* EXERCISE:
The records below are to be copied word for word, with every picture left out.

(Extracted records)
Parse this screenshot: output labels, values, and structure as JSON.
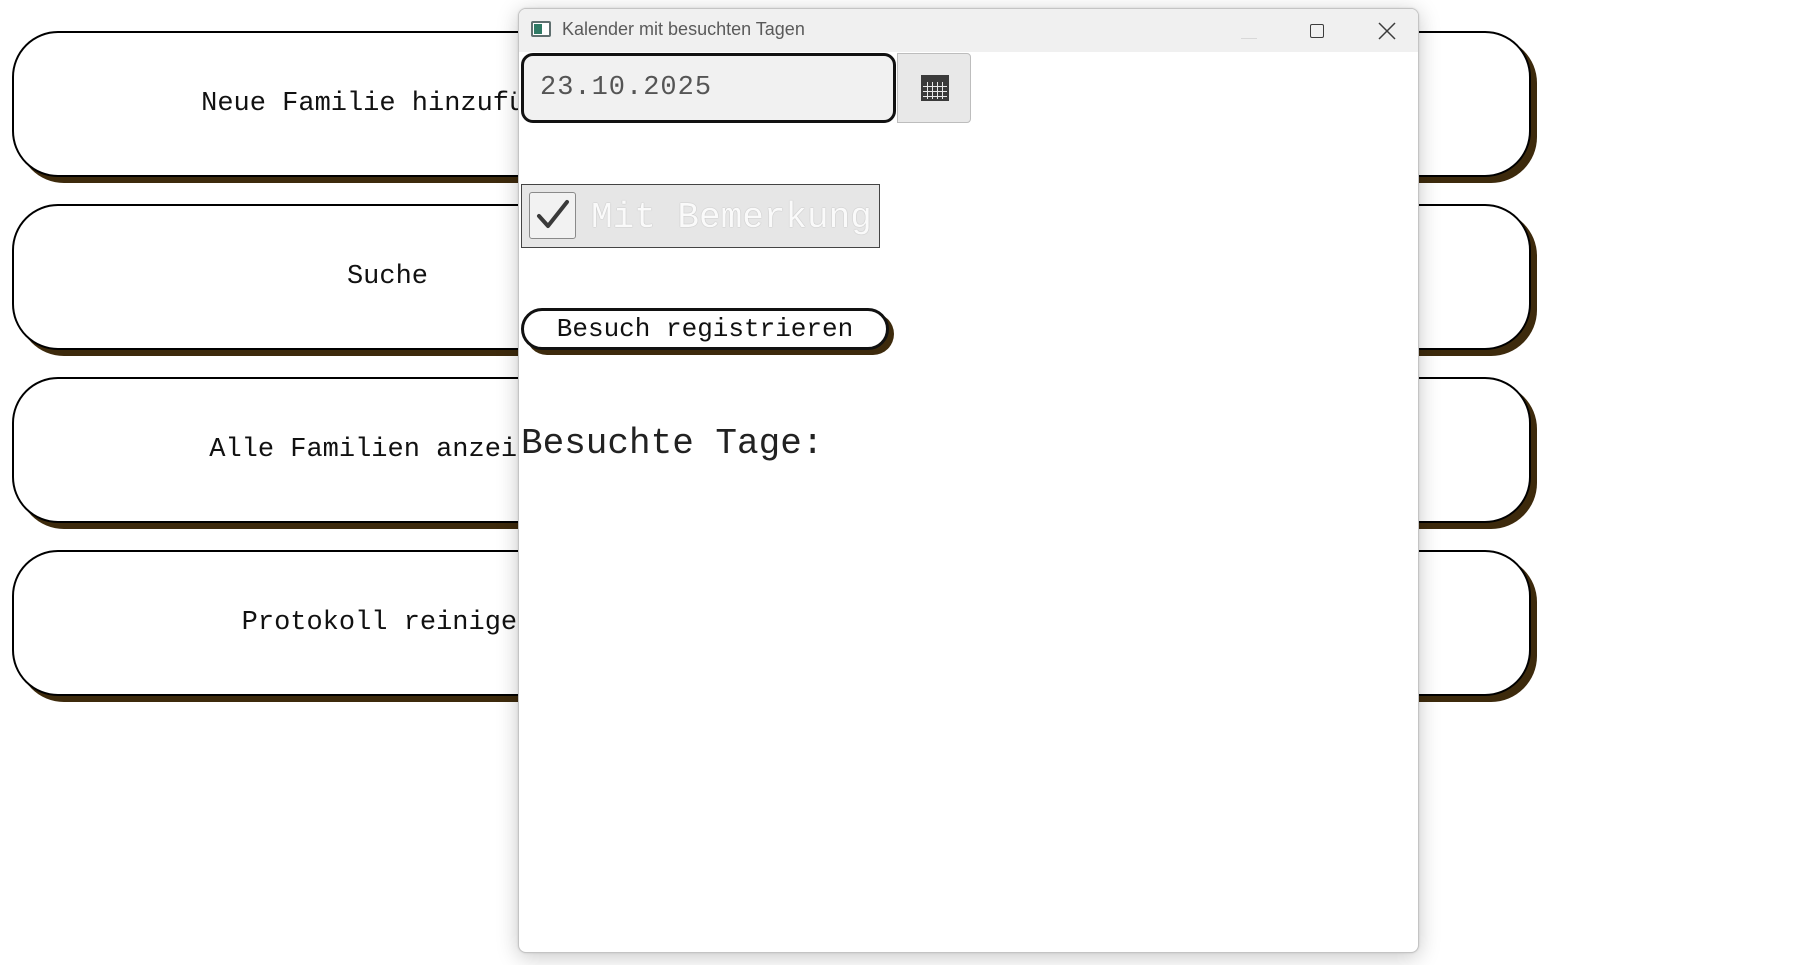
{
  "main": {
    "buttons": [
      {
        "label": "Neue Familie hinzufügen"
      },
      {
        "label": "Suche"
      },
      {
        "label": "Alle Familien anzeigen"
      },
      {
        "label": "Protokoll reinigen"
      }
    ]
  },
  "dialog": {
    "title": "Kalender mit besuchten Tagen",
    "date_value": "23.10.2025",
    "calendar_icon": "calendar-icon",
    "checkbox": {
      "label": "Mit Bemerkung",
      "checked": true
    },
    "register_label": "Besuch registrieren",
    "visited_heading": "Besuchte Tage:",
    "window_controls": [
      "minimize-icon",
      "maximize-icon",
      "close-icon"
    ]
  },
  "colors": {
    "button_shadow": "#3d2a0c",
    "titlebar": "#f0f0f0",
    "app_icon_accent": "#2f7a65"
  }
}
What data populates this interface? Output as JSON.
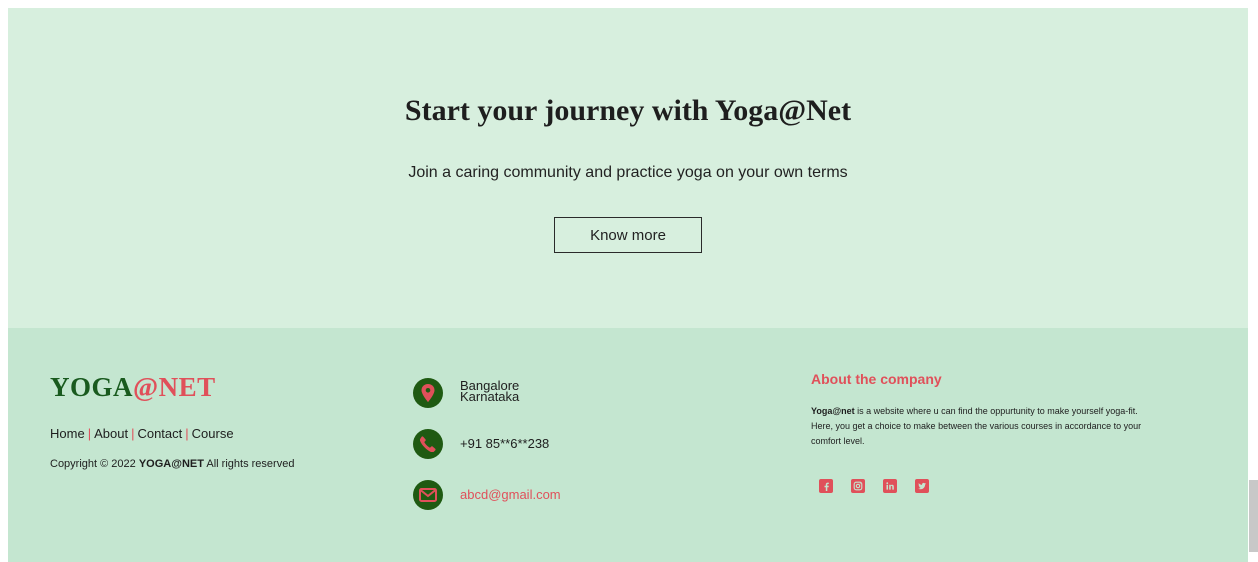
{
  "hero": {
    "title": "Start your journey with Yoga@Net",
    "subtitle": "Join a caring community and practice yoga on your own terms",
    "button": "Know more"
  },
  "footer": {
    "brand_green": "YOGA",
    "brand_red": "@NET",
    "nav": [
      "Home",
      "About",
      "Contact",
      "Course"
    ],
    "nav_sep": "|",
    "copyright_pre": "Copyright © 2022 ",
    "copyright_brand": "YOGA@NET",
    "copyright_post": " All rights reserved",
    "address_line1": "Bangalore",
    "address_line2": "Karnataka",
    "phone": "+91 85**6**238",
    "email": "abcd@gmail.com",
    "about_title": "About the company",
    "about_brand": "Yoga@net",
    "about_text": " is a website where u can find the oppurtunity to make yourself yoga-fit. Here, you get a choice to make between the various courses in accordance to your comfort level.",
    "social_icons": [
      "facebook-icon",
      "instagram-icon",
      "linkedin-icon",
      "twitter-icon"
    ]
  },
  "colors": {
    "hero_bg": "#d7efde",
    "footer_bg": "#c4e6d0",
    "brand_green": "#195a1e",
    "accent_red": "#e0505a",
    "icon_circle": "#1f5a12"
  }
}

* RESULT BELOW:
Parse this screenshot: output labels, values, and structure as JSON.
{
  "main": {
    "buttons": [
      {
        "label": "Neue Familie hinzufügen"
      },
      {
        "label": "Suche"
      },
      {
        "label": "Alle Familien anzeigen"
      },
      {
        "label": "Protokoll reinigen"
      }
    ]
  },
  "dialog": {
    "title": "Kalender mit besuchten Tagen",
    "date_value": "23.10.2025",
    "calendar_icon": "calendar-icon",
    "checkbox": {
      "label": "Mit Bemerkung",
      "checked": true
    },
    "register_label": "Besuch registrieren",
    "visited_heading": "Besuchte Tage:",
    "window_controls": [
      "minimize-icon",
      "maximize-icon",
      "close-icon"
    ]
  },
  "colors": {
    "button_shadow": "#3d2a0c",
    "titlebar": "#f0f0f0",
    "app_icon_accent": "#2f7a65"
  }
}
What data populates this interface? Output as JSON.
{
  "hero": {
    "title": "Start your journey with Yoga@Net",
    "subtitle": "Join a caring community and practice yoga on your own terms",
    "button": "Know more"
  },
  "footer": {
    "brand_green": "YOGA",
    "brand_red": "@NET",
    "nav": [
      "Home",
      "About",
      "Contact",
      "Course"
    ],
    "nav_sep": "|",
    "copyright_pre": "Copyright © 2022 ",
    "copyright_brand": "YOGA@NET",
    "copyright_post": " All rights reserved",
    "address_line1": "Bangalore",
    "address_line2": "Karnataka",
    "phone": "+91 85**6**238",
    "email": "abcd@gmail.com",
    "about_title": "About the company",
    "about_brand": "Yoga@net",
    "about_text": " is a website where u can find the oppurtunity to make yourself yoga-fit. Here, you get a choice to make between the various courses in accordance to your comfort level.",
    "social_icons": [
      "facebook-icon",
      "instagram-icon",
      "linkedin-icon",
      "twitter-icon"
    ]
  },
  "colors": {
    "hero_bg": "#d7efde",
    "footer_bg": "#c4e6d0",
    "brand_green": "#195a1e",
    "accent_red": "#e0505a",
    "icon_circle": "#1f5a12"
  }
}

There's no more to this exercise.